_WHAT IS EXPECTED:_ The records below must be output exactly, without pictures.

_DATA FOR THE TASK:_
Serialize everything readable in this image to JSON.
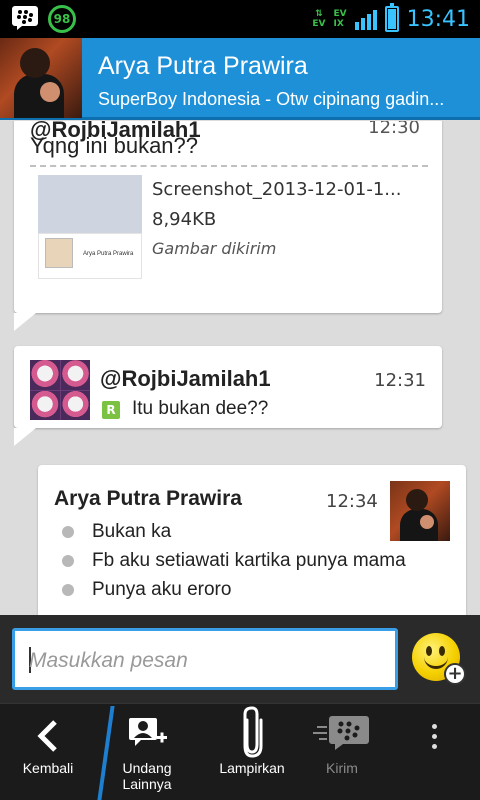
{
  "status_bar": {
    "battery_badge": "98",
    "network_top": "EV",
    "network_ev": "EV",
    "network_ix": "IX",
    "time": "13:41"
  },
  "header": {
    "contact_name": "Arya Putra Prawira",
    "status_message": "SuperBoy Indonesia - Otw cipinang gadin..."
  },
  "messages": [
    {
      "sender": "@RojbiJamilah1",
      "time": "12:30",
      "text": "Yqng ini bukan??",
      "attachment": {
        "thumb_caption": "Arya Putra Prawira",
        "file_name": "Screenshot_2013-12-01-1...",
        "file_size": "8,94KB",
        "status": "Gambar dikirim"
      }
    },
    {
      "sender": "@RojbiJamilah1",
      "time": "12:31",
      "status_icon": "R",
      "text": "Itu bukan dee??"
    },
    {
      "sender": "Arya Putra Prawira",
      "time": "12:34",
      "lines": [
        "Bukan ka",
        "Fb aku setiawati kartika punya mama",
        "Punya aku eroro"
      ]
    }
  ],
  "composer": {
    "placeholder": "Masukkan pesan"
  },
  "actions": {
    "back": "Kembali",
    "invite_line1": "Undang",
    "invite_line2": "Lainnya",
    "attach": "Lampirkan",
    "send": "Kirim"
  },
  "colors": {
    "header_bg": "#1e90d8",
    "accent_blue": "#3a9ee6",
    "status_green": "#39c04a"
  }
}
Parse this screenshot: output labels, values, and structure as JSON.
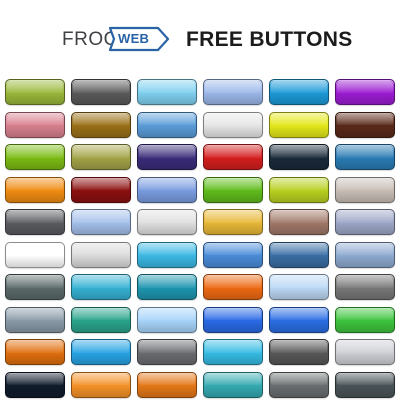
{
  "header": {
    "logo_part1": "FROO",
    "logo_part2": "WEB",
    "title": "FREE BUTTONS",
    "logo_icon": "arrow-tag-icon"
  },
  "button_grid": {
    "columns": 6,
    "rows": [
      [
        "#9ab83a",
        "#5a5a5a",
        "#7fd0f0",
        "#9cb8ea",
        "#1c9ad8",
        "#9c1cd2"
      ],
      [
        "#d8808e",
        "#9a7018",
        "#5a9cd8",
        "#e6e6e6",
        "#e4e81a",
        "#5a2a1a"
      ],
      [
        "#7cbc14",
        "#a4a448",
        "#3a2c7a",
        "#d41e1e",
        "#1a2a3a",
        "#2a7cb4"
      ],
      [
        "#f08c12",
        "#8c1010",
        "#7a9ce0",
        "#60bc1c",
        "#b8d020",
        "#c8beb6"
      ],
      [
        "#5a5c60",
        "#a4c0ea",
        "#e0e0e0",
        "#e8b838",
        "#a07868",
        "#9ca6c6"
      ],
      [
        "#ffffff",
        "#dcdcdc",
        "#3cb8e4",
        "#4a8cd8",
        "#3a6ea4",
        "#8eaad0"
      ],
      [
        "#5c6a6a",
        "#36b2d4",
        "#1e96b0",
        "#ee6a14",
        "#bcd8f4",
        "#787878"
      ],
      [
        "#8a9aa8",
        "#2aa48c",
        "#a8d4fa",
        "#2a6ae6",
        "#2a6ee4",
        "#3ec43e"
      ],
      [
        "#e0700e",
        "#28a4e4",
        "#6a6c70",
        "#36bce4",
        "#585858",
        "#ced0d6"
      ],
      [
        "#101c2c",
        "#f49228",
        "#e47818",
        "#36aab2",
        "#6a6e70",
        "#4a5458"
      ]
    ]
  }
}
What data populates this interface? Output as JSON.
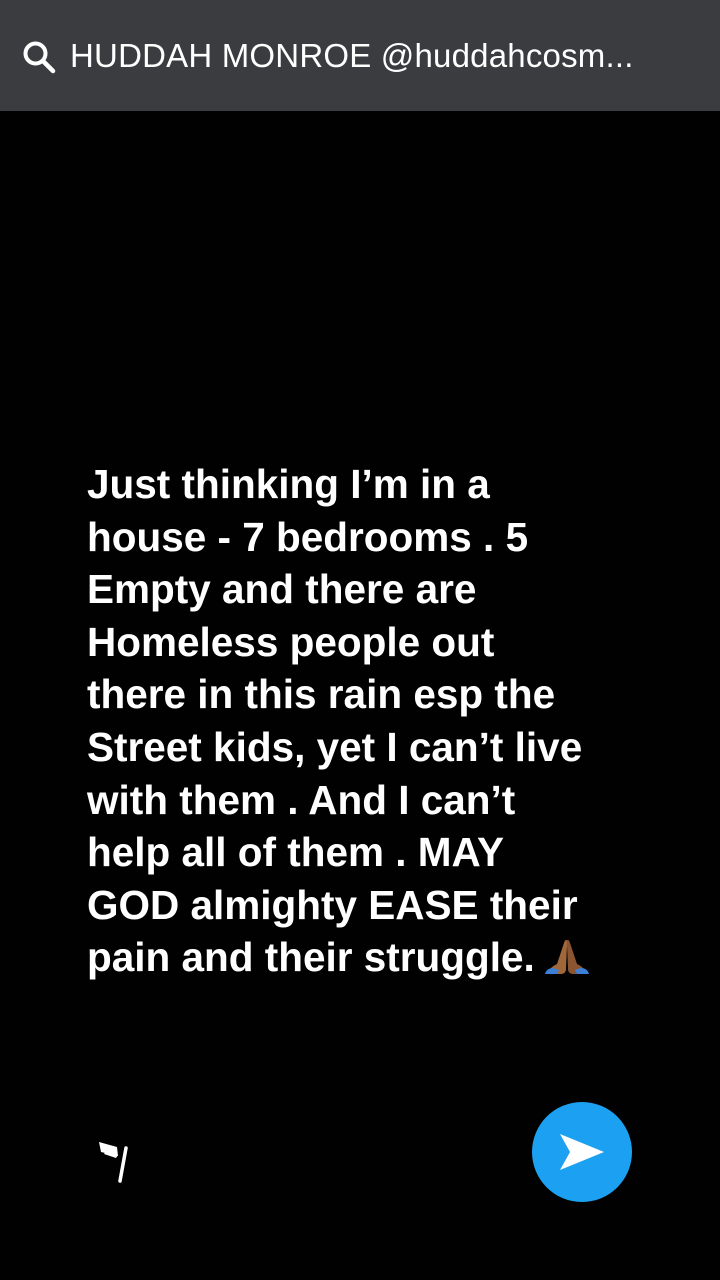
{
  "search": {
    "title": "HUDDAH MONROE @huddahcosm..."
  },
  "story": {
    "lines": [
      "Just thinking I’m in a",
      "house - 7 bedrooms . 5",
      "Empty and there are",
      "Homeless people out",
      "there in this rain esp the",
      "Street kids, yet I can’t live",
      "with them . And I can’t",
      "help all of them . MAY",
      "GOD almighty EASE their",
      "pain and their struggle."
    ],
    "emoji": "folded-hands-emoji"
  },
  "icons": {
    "search": "search-icon",
    "flag": "flag-icon",
    "send": "send-arrow-icon"
  },
  "colors": {
    "search_bar_bg": "#3a3c3f",
    "background": "#010101",
    "send_button": "#1ca0f2",
    "text": "#ffffff"
  }
}
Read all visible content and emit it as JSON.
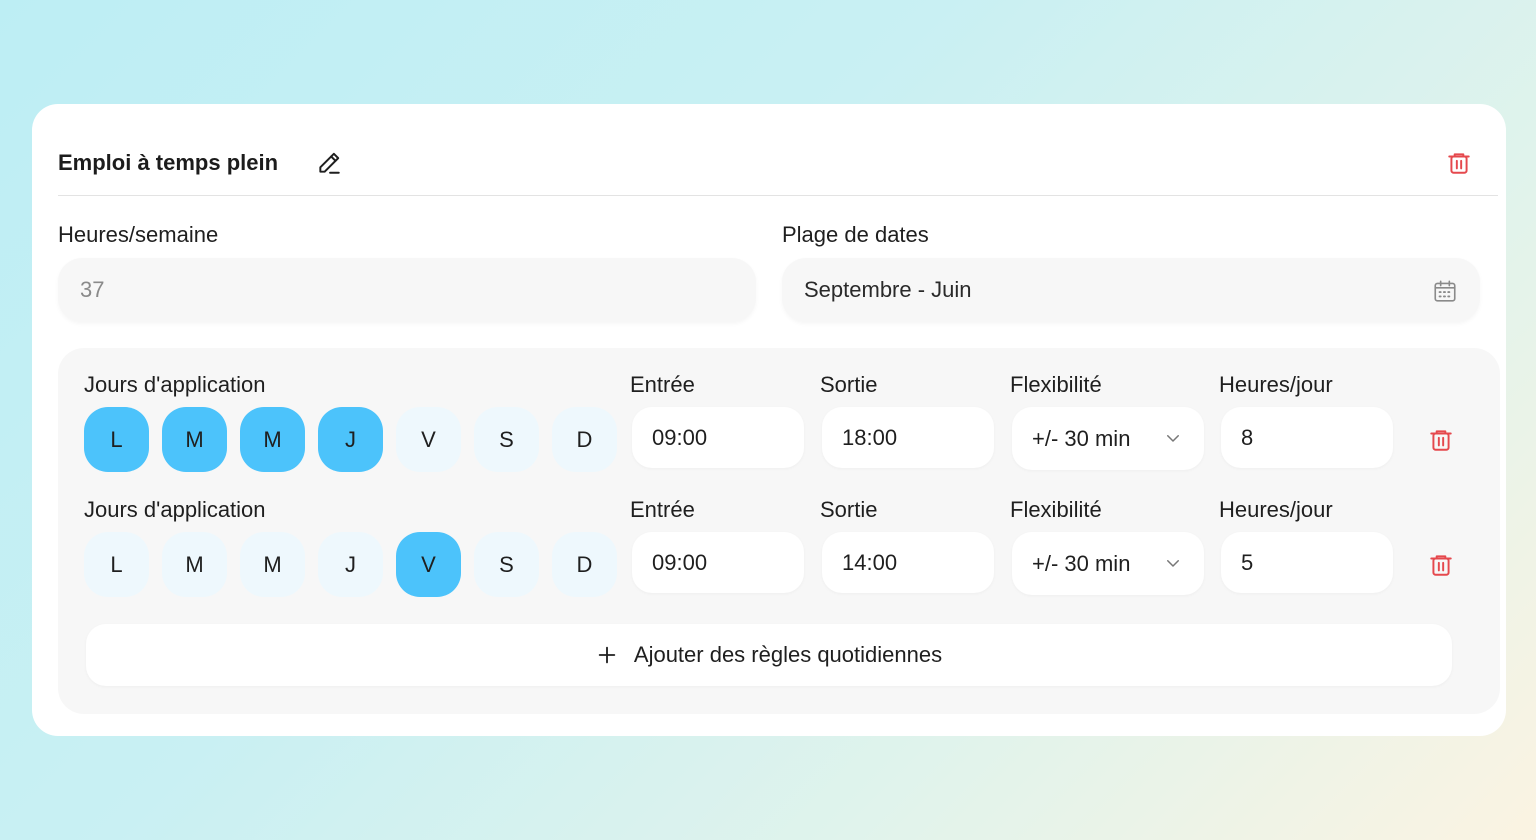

_WRITTEN RESPONSE:_
Serialize everything readable in this image to JSON.
{
  "status_bar": {
    "battery_badge": "98",
    "network_top": "EV",
    "network_ev": "EV",
    "network_ix": "IX",
    "time": "13:41"
  },
  "header": {
    "contact_name": "Arya Putra Prawira",
    "status_message": "SuperBoy Indonesia - Otw cipinang gadin..."
  },
  "messages": [
    {
      "sender": "@RojbiJamilah1",
      "time": "12:30",
      "text": "Yqng ini bukan??",
      "attachment": {
        "thumb_caption": "Arya Putra Prawira",
        "file_name": "Screenshot_2013-12-01-1...",
        "file_size": "8,94KB",
        "status": "Gambar dikirim"
      }
    },
    {
      "sender": "@RojbiJamilah1",
      "time": "12:31",
      "status_icon": "R",
      "text": "Itu bukan dee??"
    },
    {
      "sender": "Arya Putra Prawira",
      "time": "12:34",
      "lines": [
        "Bukan ka",
        "Fb aku setiawati kartika punya mama",
        "Punya aku eroro"
      ]
    }
  ],
  "composer": {
    "placeholder": "Masukkan pesan"
  },
  "actions": {
    "back": "Kembali",
    "invite_line1": "Undang",
    "invite_line2": "Lainnya",
    "attach": "Lampirkan",
    "send": "Kirim"
  },
  "colors": {
    "header_bg": "#1e90d8",
    "accent_blue": "#3a9ee6",
    "status_green": "#39c04a"
  }
}
Parse this screenshot: output labels, values, and structure as JSON.
{
  "header": {
    "logo_part1": "FROO",
    "logo_part2": "WEB",
    "title": "FREE BUTTONS",
    "logo_icon": "arrow-tag-icon"
  },
  "button_grid": {
    "columns": 6,
    "rows": [
      [
        "#9ab83a",
        "#5a5a5a",
        "#7fd0f0",
        "#9cb8ea",
        "#1c9ad8",
        "#9c1cd2"
      ],
      [
        "#d8808e",
        "#9a7018",
        "#5a9cd8",
        "#e6e6e6",
        "#e4e81a",
        "#5a2a1a"
      ],
      [
        "#7cbc14",
        "#a4a448",
        "#3a2c7a",
        "#d41e1e",
        "#1a2a3a",
        "#2a7cb4"
      ],
      [
        "#f08c12",
        "#8c1010",
        "#7a9ce0",
        "#60bc1c",
        "#b8d020",
        "#c8beb6"
      ],
      [
        "#5a5c60",
        "#a4c0ea",
        "#e0e0e0",
        "#e8b838",
        "#a07868",
        "#9ca6c6"
      ],
      [
        "#ffffff",
        "#dcdcdc",
        "#3cb8e4",
        "#4a8cd8",
        "#3a6ea4",
        "#8eaad0"
      ],
      [
        "#5c6a6a",
        "#36b2d4",
        "#1e96b0",
        "#ee6a14",
        "#bcd8f4",
        "#787878"
      ],
      [
        "#8a9aa8",
        "#2aa48c",
        "#a8d4fa",
        "#2a6ae6",
        "#2a6ee4",
        "#3ec43e"
      ],
      [
        "#e0700e",
        "#28a4e4",
        "#6a6c70",
        "#36bce4",
        "#585858",
        "#ced0d6"
      ],
      [
        "#101c2c",
        "#f49228",
        "#e47818",
        "#36aab2",
        "#6a6e70",
        "#4a5458"
      ]
    ]
  }
}
What data populates this interface? Output as JSON.
{
  "search": {
    "title": "HUDDAH MONROE @huddahcosm..."
  },
  "story": {
    "lines": [
      "Just thinking I’m in a",
      "house - 7 bedrooms . 5",
      "Empty and there are",
      "Homeless people out",
      "there in this rain esp the",
      "Street kids, yet I can’t live",
      "with them . And I can’t",
      "help all of them . MAY",
      "GOD almighty EASE their",
      "pain and their struggle."
    ],
    "emoji": "folded-hands-emoji"
  },
  "icons": {
    "search": "search-icon",
    "flag": "flag-icon",
    "send": "send-arrow-icon"
  },
  "colors": {
    "search_bar_bg": "#3a3c3f",
    "background": "#010101",
    "send_button": "#1ca0f2",
    "text": "#ffffff"
  }
}
Read all visible content and emit it as JSON.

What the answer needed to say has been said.